── RECORDS ──
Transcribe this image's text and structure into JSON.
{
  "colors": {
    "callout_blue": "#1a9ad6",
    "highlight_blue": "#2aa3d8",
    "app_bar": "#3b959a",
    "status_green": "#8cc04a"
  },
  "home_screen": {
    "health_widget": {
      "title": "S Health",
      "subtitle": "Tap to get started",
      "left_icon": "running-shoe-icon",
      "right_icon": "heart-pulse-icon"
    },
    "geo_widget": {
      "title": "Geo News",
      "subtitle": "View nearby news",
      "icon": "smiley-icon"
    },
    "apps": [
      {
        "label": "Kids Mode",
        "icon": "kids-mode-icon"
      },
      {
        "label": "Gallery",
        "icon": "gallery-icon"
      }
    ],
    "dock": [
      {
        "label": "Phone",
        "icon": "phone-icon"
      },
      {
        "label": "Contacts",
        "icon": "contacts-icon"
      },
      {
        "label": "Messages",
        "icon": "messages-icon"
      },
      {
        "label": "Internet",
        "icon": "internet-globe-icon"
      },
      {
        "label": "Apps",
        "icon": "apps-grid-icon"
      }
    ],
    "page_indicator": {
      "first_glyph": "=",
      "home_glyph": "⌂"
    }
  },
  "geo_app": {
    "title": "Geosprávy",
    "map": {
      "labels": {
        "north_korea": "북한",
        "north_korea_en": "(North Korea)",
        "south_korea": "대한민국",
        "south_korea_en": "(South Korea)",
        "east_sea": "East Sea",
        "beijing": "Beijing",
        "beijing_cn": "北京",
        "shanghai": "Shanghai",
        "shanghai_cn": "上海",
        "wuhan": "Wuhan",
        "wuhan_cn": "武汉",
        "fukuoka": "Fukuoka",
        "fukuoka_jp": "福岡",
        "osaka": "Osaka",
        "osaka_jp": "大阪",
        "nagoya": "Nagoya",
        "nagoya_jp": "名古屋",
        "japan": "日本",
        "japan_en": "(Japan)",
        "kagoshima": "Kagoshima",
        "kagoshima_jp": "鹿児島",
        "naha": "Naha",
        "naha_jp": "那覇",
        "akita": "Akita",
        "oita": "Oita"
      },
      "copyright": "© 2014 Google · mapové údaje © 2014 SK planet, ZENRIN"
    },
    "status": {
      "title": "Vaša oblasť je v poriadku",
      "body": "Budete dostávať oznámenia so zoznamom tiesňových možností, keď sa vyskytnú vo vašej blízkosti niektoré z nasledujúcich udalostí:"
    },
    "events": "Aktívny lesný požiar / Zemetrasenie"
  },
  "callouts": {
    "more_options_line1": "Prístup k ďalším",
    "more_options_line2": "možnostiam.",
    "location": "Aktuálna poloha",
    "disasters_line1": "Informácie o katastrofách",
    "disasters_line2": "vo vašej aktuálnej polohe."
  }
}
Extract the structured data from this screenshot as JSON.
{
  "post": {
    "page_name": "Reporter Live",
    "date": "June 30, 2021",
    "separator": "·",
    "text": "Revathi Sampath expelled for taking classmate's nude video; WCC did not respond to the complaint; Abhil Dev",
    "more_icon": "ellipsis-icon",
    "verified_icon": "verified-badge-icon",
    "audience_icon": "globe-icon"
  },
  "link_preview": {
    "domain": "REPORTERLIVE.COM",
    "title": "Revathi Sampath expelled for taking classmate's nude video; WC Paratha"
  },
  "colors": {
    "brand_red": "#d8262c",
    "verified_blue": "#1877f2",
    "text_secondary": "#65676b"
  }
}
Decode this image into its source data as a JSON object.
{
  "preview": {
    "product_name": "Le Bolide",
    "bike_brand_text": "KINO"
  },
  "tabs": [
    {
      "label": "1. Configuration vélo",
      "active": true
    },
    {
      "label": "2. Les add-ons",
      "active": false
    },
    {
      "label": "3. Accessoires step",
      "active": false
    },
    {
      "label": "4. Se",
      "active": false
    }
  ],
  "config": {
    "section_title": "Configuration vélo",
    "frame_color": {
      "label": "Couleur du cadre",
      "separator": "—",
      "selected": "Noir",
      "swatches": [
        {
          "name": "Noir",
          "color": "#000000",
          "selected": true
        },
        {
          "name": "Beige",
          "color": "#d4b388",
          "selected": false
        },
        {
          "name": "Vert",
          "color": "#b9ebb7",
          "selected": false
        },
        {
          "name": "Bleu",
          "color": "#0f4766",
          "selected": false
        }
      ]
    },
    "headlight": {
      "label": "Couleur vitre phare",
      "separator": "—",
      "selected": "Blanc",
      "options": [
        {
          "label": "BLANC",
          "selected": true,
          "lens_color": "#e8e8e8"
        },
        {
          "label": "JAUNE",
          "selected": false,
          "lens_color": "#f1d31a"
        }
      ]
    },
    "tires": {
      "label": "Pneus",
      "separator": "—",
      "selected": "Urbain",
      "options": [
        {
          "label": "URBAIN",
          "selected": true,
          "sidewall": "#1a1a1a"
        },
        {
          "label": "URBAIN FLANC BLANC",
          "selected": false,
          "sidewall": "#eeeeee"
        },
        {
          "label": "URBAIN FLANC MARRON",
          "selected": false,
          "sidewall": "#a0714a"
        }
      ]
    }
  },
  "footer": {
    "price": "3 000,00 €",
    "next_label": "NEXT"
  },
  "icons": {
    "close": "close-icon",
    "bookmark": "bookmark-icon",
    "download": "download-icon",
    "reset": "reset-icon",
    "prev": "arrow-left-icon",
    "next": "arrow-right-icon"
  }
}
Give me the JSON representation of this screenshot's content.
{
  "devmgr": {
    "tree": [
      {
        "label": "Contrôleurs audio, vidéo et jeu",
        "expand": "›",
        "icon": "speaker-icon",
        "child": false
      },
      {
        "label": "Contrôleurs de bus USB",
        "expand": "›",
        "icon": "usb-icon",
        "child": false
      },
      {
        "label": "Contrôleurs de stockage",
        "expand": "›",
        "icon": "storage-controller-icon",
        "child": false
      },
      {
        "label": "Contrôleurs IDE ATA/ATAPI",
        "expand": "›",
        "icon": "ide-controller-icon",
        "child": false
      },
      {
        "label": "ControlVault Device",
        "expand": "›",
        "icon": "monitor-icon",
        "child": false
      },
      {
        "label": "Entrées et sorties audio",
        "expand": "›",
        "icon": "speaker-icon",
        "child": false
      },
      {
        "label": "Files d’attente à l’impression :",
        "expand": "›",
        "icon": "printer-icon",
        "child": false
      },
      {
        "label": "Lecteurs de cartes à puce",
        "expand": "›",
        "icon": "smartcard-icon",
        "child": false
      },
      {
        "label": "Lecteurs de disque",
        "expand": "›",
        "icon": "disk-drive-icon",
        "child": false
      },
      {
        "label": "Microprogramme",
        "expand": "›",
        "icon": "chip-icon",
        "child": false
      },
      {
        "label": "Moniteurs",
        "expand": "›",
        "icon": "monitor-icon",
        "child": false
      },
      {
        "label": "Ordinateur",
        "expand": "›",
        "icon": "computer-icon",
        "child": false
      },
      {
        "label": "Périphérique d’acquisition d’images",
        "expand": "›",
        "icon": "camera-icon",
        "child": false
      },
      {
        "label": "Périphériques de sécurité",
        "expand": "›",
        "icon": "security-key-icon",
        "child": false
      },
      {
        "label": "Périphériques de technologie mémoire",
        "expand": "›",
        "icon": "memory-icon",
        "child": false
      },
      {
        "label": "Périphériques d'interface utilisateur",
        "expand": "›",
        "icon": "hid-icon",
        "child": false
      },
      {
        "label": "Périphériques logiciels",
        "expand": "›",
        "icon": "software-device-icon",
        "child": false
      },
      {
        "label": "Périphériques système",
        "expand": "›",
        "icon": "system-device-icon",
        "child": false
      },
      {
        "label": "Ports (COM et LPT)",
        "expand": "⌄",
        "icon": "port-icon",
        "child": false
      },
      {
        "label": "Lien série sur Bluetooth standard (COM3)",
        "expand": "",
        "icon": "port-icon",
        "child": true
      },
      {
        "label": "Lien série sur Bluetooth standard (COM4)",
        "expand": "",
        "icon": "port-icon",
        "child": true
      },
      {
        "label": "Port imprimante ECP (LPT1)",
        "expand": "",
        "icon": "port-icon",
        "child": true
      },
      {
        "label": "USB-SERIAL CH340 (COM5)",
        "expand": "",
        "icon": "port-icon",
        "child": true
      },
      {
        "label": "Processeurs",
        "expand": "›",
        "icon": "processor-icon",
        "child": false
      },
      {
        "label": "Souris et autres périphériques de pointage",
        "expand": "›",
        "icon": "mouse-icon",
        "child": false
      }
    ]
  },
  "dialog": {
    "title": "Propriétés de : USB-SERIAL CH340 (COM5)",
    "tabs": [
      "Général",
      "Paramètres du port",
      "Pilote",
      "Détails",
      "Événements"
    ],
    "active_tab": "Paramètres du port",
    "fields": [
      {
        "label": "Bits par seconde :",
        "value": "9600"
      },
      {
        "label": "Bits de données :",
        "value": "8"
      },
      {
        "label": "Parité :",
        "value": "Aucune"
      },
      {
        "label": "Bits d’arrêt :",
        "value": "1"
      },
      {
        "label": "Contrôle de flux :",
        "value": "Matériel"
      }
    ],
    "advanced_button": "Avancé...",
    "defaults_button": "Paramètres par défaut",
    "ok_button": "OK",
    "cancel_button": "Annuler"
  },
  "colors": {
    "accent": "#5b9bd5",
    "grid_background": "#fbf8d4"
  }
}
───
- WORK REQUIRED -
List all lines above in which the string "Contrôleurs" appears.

- RESPONSE FOR THIS EXERCISE -
        "label": "Contrôleurs audio, vidéo et jeu",
        "label": "Contrôleurs de bus USB",
        "label": "Contrôleurs de stockage",
        "label": "Contrôleurs IDE ATA/ATAPI",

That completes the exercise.